Feline Bordetella Explained

Feline bordetella is a contagious respiratory infection of cats. The symptoms of the disease can be mistaken for a wide variety of other upper respiratory illness in cats or can be overlooked entirely.

What Causes Feline Bordetella Infection?

Feline bordetella is caused by the bacteria bordetella bronchiseptica. The virus is transmitted in the saliva and respiratory secretions on infected animals. Some cats are carriers of the illness, shedding bacteria without showing any signs of illness. Carriers can transmit the infection to other cats by sharing of food and water bowls, mutual grooming, and sneezing or coughing. Crowded or stressed conditions such as those found at animal shelters, catteries, show competitions, can provide ideal conditions for transmission of the illness. Bordetella can also be transmitted from dogs to cats.

Research data indicates that exposure in the feline population is approximately twenty-five percent. But that risk is increased in those cats that are in frequent contact with other cats. As high as eighty percent of cats are at risk if they are a part of multi-cat homes, or are boarded, or come from catteries or shelters (any situation where they are around a large group of cats).

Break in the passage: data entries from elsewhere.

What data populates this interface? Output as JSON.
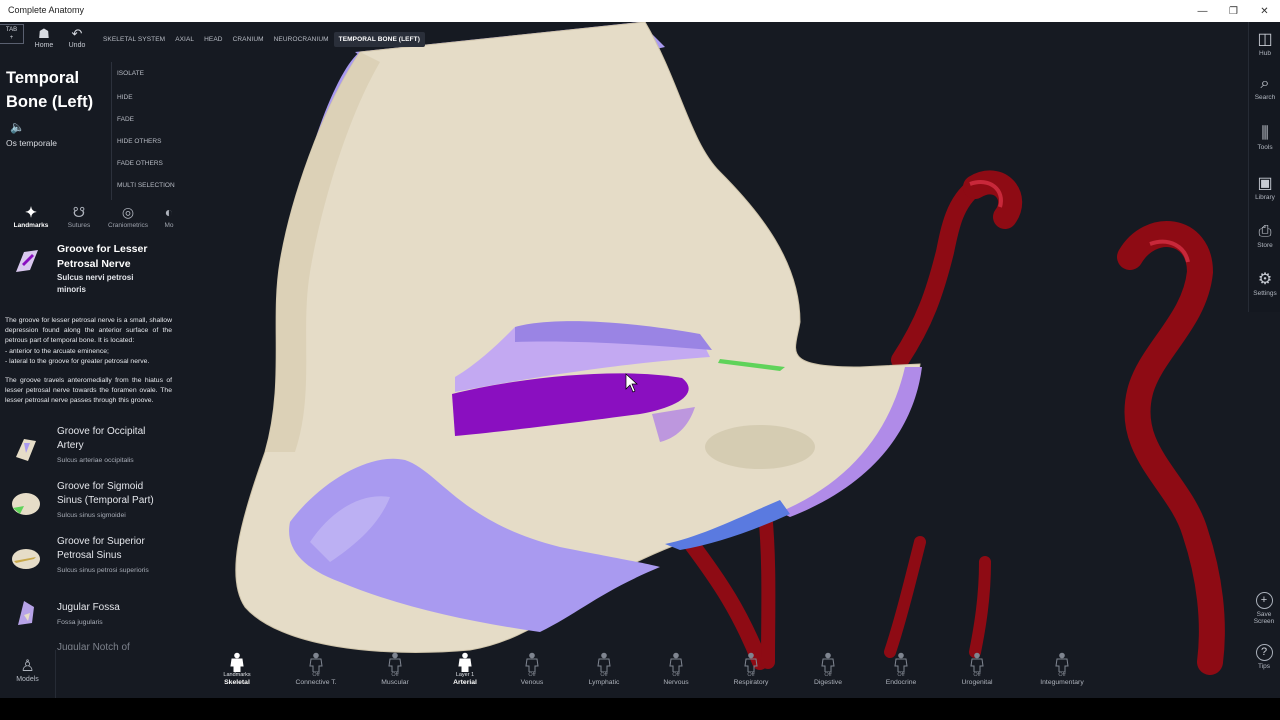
{
  "window": {
    "title": "Complete Anatomy",
    "minimize_glyph": "—",
    "restore_glyph": "❐",
    "close_glyph": "✕"
  },
  "topnav": {
    "tab_label": "TAB",
    "tab_plus": "+",
    "home_label": "Home",
    "undo_label": "Undo",
    "breadcrumb": [
      "SKELETAL SYSTEM",
      "AXIAL",
      "HEAD",
      "CRANIUM",
      "NEUROCRANIUM",
      "TEMPORAL BONE (LEFT)"
    ]
  },
  "structure": {
    "title": "Temporal Bone (Left)",
    "latin": "Os temporale",
    "actions": [
      "ISOLATE",
      "HIDE",
      "FADE",
      "HIDE OTHERS",
      "FADE OTHERS",
      "MULTI SELECTION"
    ]
  },
  "panel_tabs": [
    {
      "label": "Landmarks",
      "icon": "bone-icon",
      "active": true
    },
    {
      "label": "Sutures",
      "icon": "skull-icon",
      "active": false
    },
    {
      "label": "Craniometrics",
      "icon": "measure-icon",
      "active": false
    },
    {
      "label": "Mo",
      "icon": "more-icon",
      "active": false
    }
  ],
  "landmark": {
    "name": "Groove for Lesser Petrosal Nerve",
    "latin": "Sulcus nervi petrosi minoris",
    "description_1": "The groove for lesser petrosal nerve is a small, shallow depression found along the anterior surface of the petrous part of temporal bone. It is located:",
    "bullet_1": "- anterior to the arcuate eminence;",
    "bullet_2": "- lateral to the groove for greater petrosal nerve.",
    "description_2": "The groove travels anteromedially from the hiatus of lesser petrosal nerve towards the foramen ovale. The lesser petrosal nerve passes through this groove."
  },
  "landmark_list": [
    {
      "name": "Groove for Occipital Artery",
      "latin": "Sulcus arteriae occipitalis"
    },
    {
      "name": "Groove for Sigmoid Sinus (Temporal Part)",
      "latin": "Sulcus sinus sigmoidei"
    },
    {
      "name": "Groove for Superior Petrosal Sinus",
      "latin": "Sulcus sinus petrosi superioris"
    },
    {
      "name": "Jugular Fossa",
      "latin": "Fossa jugularis"
    }
  ],
  "landmark_list_partial": "Jugular Notch of",
  "right_toolbar": [
    {
      "label": "Hub",
      "icon": "hub-icon"
    },
    {
      "label": "Search",
      "icon": "search-icon"
    },
    {
      "label": "Tools",
      "icon": "tools-icon"
    },
    {
      "label": "Library",
      "icon": "library-icon"
    },
    {
      "label": "Store",
      "icon": "store-icon"
    },
    {
      "label": "Settings",
      "icon": "settings-icon"
    }
  ],
  "save_screen_label": "Save Screen",
  "tips_label": "Tips",
  "models_label": "Models",
  "systems": [
    {
      "layer": "Landmarks",
      "name": "Skeletal",
      "on": true
    },
    {
      "layer": "Off",
      "name": "Connective T.",
      "on": false
    },
    {
      "layer": "Off",
      "name": "Muscular",
      "on": false
    },
    {
      "layer": "Layer 1",
      "name": "Arterial",
      "on": true
    },
    {
      "layer": "Off",
      "name": "Venous",
      "on": false
    },
    {
      "layer": "Off",
      "name": "Lymphatic",
      "on": false
    },
    {
      "layer": "Off",
      "name": "Nervous",
      "on": false
    },
    {
      "layer": "Off",
      "name": "Respiratory",
      "on": false
    },
    {
      "layer": "Off",
      "name": "Digestive",
      "on": false
    },
    {
      "layer": "Off",
      "name": "Endocrine",
      "on": false
    },
    {
      "layer": "Off",
      "name": "Urogenital",
      "on": false
    },
    {
      "layer": "Off",
      "name": "Integumentary",
      "on": false
    }
  ],
  "colors": {
    "background": "#161a22",
    "bone": "#e5dcc7",
    "highlight": "#8a0fc0",
    "landmark_lavender": "#a99af0",
    "artery": "#8e0b14"
  }
}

The bacteria are unable to survive for long periods of time outside the host and are easily destroyed by disinfectants, extreme temperature and pH. However, in the presence of infected respiratory secretions survival may be long enough for cats to become infected by indirect transfer of the bacteria.

Symptoms of Feline Bordetella Infection 

Signs of feline bordetella usually begin within five days of exposure and include:

  • sneezing
  • fever
  • nasal discharge
  • swollen and enlarged lymph nodes under the lower jaw
  • rales (specific lung sounds that come from the presence of fluid)

Cough may or may not be present in feline bordetella and is not as specific an indicator as it is with dogs. Other symptoms can include dull, watery eyes, resistance to eating, and weight loss. The symptoms are usually mild, resolving after about ten days; however, in some cats, especially kittens, bordetella can lead to life threatening pneumonia. Chronic carriers of the disease have been shown to shed the virus for up to 19 weeks.

Diagnosis of feline bordetella is not made by physical exam alone. The most definitive diagnosis is derived from positive mouth or mucous discharge for the bordetella organism. Carrier cats may not culture positive for the bacteria unless they are actively shedding the bacteria such as in times of birthing or stress. B. bronchiseptica is usually carried asymptomatically.

Treatment of Feline Bordetella Infection

Feline bordetella is treatable with antibiotics. Tetracycline at a dosage of 10mg per kilogram is given every 8 hours. Alternatively, doxycycline at 10 mg per kilogram may be given every 24 hours or amoxicillin/clavulonic acid 62.5 mg twice a day may be used.

The cat should be cared for by using cotton dipped in warm water to wipe the eyes and nose to remove mucous. To stimulate the cat’s appetite, try rubbing some meat jelly onto the gums to induce the flow of saliva. He should be kept in a quiet room, isolated from other cats until recovery is complete. Food bowls, bedding and litter trays should be washed and cleaned daily. Wear gloves when caring for the cat and his belongings and wash your hands immediately after removing gloves to prevent transmission of the bacteria to other cats and areas of the home.

Presently, the main preventative to bordetella infection is to limit stress and exposure to other cats. A nasal vaccine is available but is usually reserved for high-risk animals. The most effective protection is obtained when vaccination is combined with good health and sanitation practices.